State minister for tribal welfare and development Rajendra Gavit said, “I will have to inquire into this. I have called for a meeting of tribal secretaries and collectors to discuss the malnutrition issues, and will also examine the 8 paise that is being deducted.”
Varsha Gaikwad, Minister for Women and Child Development
The other Side
Neeta Kothare, assistant child development project officer, Jawhar, said, “In rural areas, the government pays Rs 4.92, and for tribal adivasi areas a sum of Rs 5.92 for each moderately malnourished child and Rs 8.92 for a severely malnourished kid, where apart from anganwadi food they are also entitled to THR packets. I have no clue about the 8 paise difference.”
Deputy commissioner (ICDS) Ashok Mankar said, “Out of Rs 5 per day per child, the central government pay Rs 2 and the state government Rs 3. Of this, a sum of 8 paise is deducted for anganwadi infrastructure.”
When asked how the 8 paise from food supplement funds can be used for infrastructure, he said, “I do not handle the accounts.

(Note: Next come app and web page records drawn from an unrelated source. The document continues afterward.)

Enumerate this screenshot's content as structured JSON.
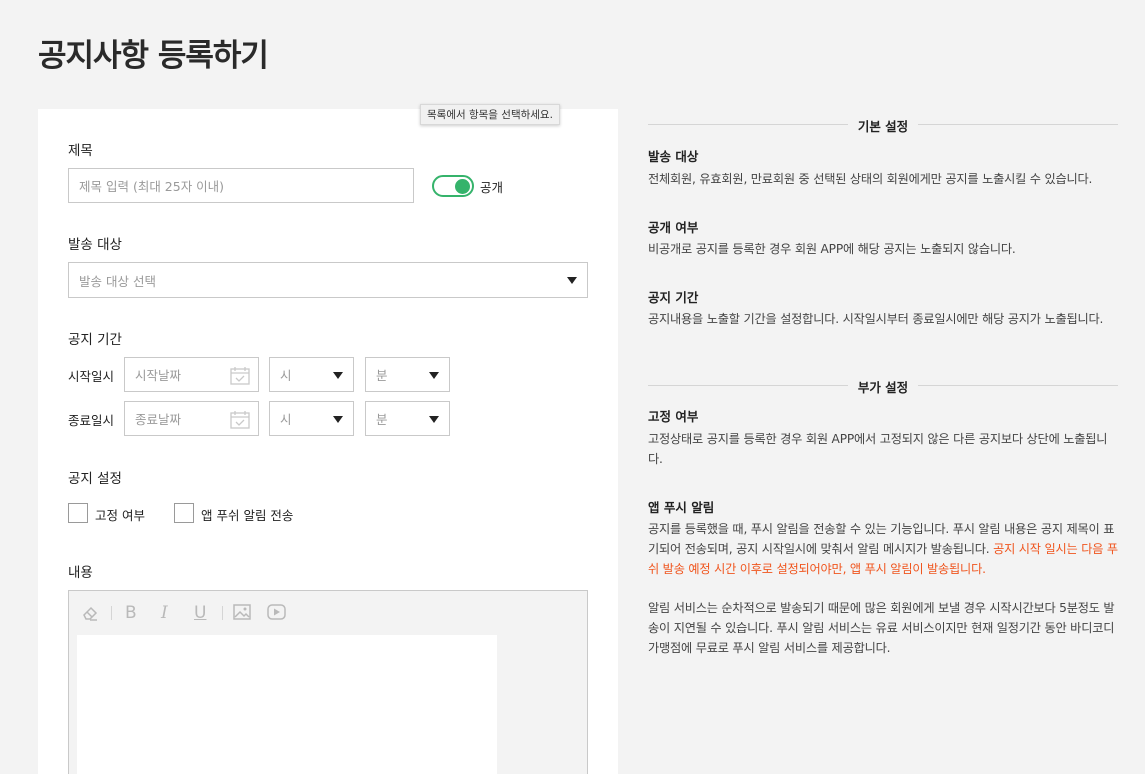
{
  "page_title": "공지사항 등록하기",
  "tooltip": "목록에서 항목을 선택하세요.",
  "form": {
    "title_label": "제목",
    "title_placeholder": "제목 입력 (최대 25자 이내)",
    "public_toggle_label": "공개",
    "public_toggle_on": true,
    "target_label": "발송 대상",
    "target_placeholder": "발송 대상 선택",
    "period_label": "공지 기간",
    "start_label": "시작일시",
    "start_date_placeholder": "시작날짜",
    "end_label": "종료일시",
    "end_date_placeholder": "종료날짜",
    "hour_placeholder": "시",
    "minute_placeholder": "분",
    "settings_label": "공지 설정",
    "pin_label": "고정 여부",
    "push_label": "앱 푸쉬 알림 전송",
    "content_label": "내용",
    "editor_tools": [
      "eraser-icon",
      "bold-icon",
      "italic-icon",
      "underline-icon",
      "image-icon",
      "video-icon"
    ]
  },
  "side": {
    "basic_heading": "기본 설정",
    "target_title": "발송 대상",
    "target_desc": "전체회원, 유효회원, 만료회원 중 선택된 상태의 회원에게만 공지를 노출시킬 수 있습니다.",
    "public_title": "공개 여부",
    "public_desc": "비공개로 공지를 등록한 경우 회원 APP에 해당 공지는 노출되지 않습니다.",
    "period_title": "공지 기간",
    "period_desc": "공지내용을 노출할 기간을 설정합니다. 시작일시부터 종료일시에만 해당 공지가 노출됩니다.",
    "extra_heading": "부가 설정",
    "pin_title": "고정 여부",
    "pin_desc": "고정상태로 공지를 등록한 경우 회원 APP에서 고정되지 않은 다른 공지보다 상단에 노출됩니다.",
    "push_title": "앱 푸시 알림",
    "push_desc": "공지를 등록했을 때, 푸시 알림을 전송할 수 있는 기능입니다. 푸시 알림 내용은 공지 제목이 표기되어 전송되며, 공지 시작일시에 맞춰서 알림 메시지가 발송됩니다. ",
    "push_desc_accent": "공지 시작 일시는 다음 푸쉬 발송 예정 시간 이후로 설정되어야만, 앱 푸시 알림이 발송됩니다.",
    "push_note": "알림 서비스는 순차적으로 발송되기 때문에 많은 회원에게 보낼 경우 시작시간보다 5분정도 발송이 지연될 수 있습니다. 푸시 알림 서비스는 유료 서비스이지만 현재 일정기간 동안 바디코디 가맹점에 무료로 푸시 알림 서비스를 제공합니다."
  },
  "colors": {
    "accent_green": "#35b36b",
    "accent_orange": "#f0561f"
  }
}
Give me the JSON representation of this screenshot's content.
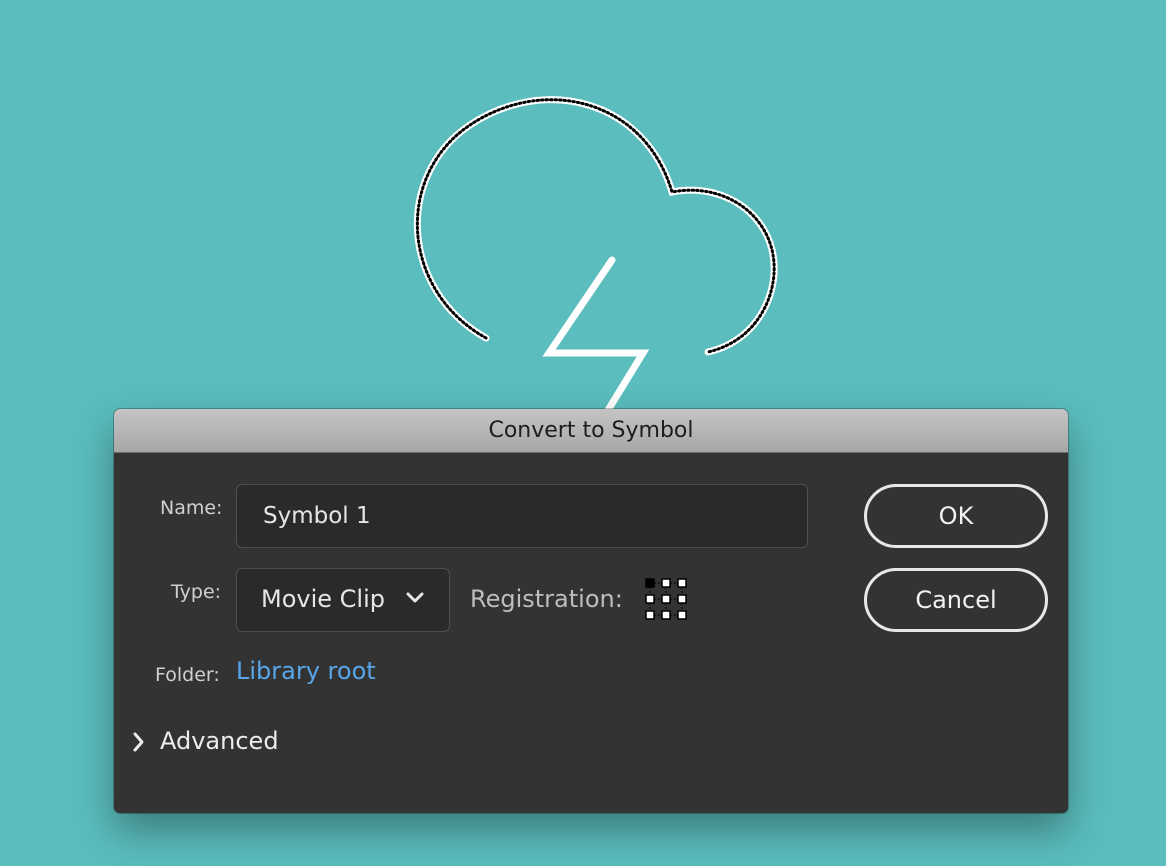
{
  "dialog": {
    "title": "Convert to Symbol",
    "name_label": "Name:",
    "name_value": "Symbol 1",
    "type_label": "Type:",
    "type_value": "Movie Clip",
    "registration_label": "Registration:",
    "folder_label": "Folder:",
    "folder_value": "Library root",
    "advanced_label": "Advanced",
    "ok_label": "OK",
    "cancel_label": "Cancel"
  },
  "icons": {
    "type_dropdown": "chevron-down-icon",
    "advanced_toggle": "chevron-right-icon",
    "registration": "registration-grid-icon",
    "artwork": "cloud-lightning-icon"
  },
  "colors": {
    "background": "#5bbdbd",
    "dialog": "#333333",
    "link": "#58a6e8",
    "button_border": "#e8e8e8"
  }
}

This comes under the purview of the deputy CEO; he can address this better.”
Speaking to MiD DAY on Sunday on the issue of malnutrition, Varsha Gaikwad, minister for women and child development, had said, “I will get in touch with the concerned officials and will discuss the points with them and make a statement accordingly.”
ICDS in the state
There are 553 projects in Maharashtra of which:
>> 364 are in rural areas
>> 85 projects in tribal parts
>> 104 in urban slums
>> No of children 0 to 6 years of age covered under ICDS in Maharashtra is about 86,31,910
>> 88,272 anganwadis are functioning in the state under ICDS
80 to 150 grams
Amount of khichdi or lapsi or usal that the children get for lunch
Number of children aged between 0-6 who are covered under the programme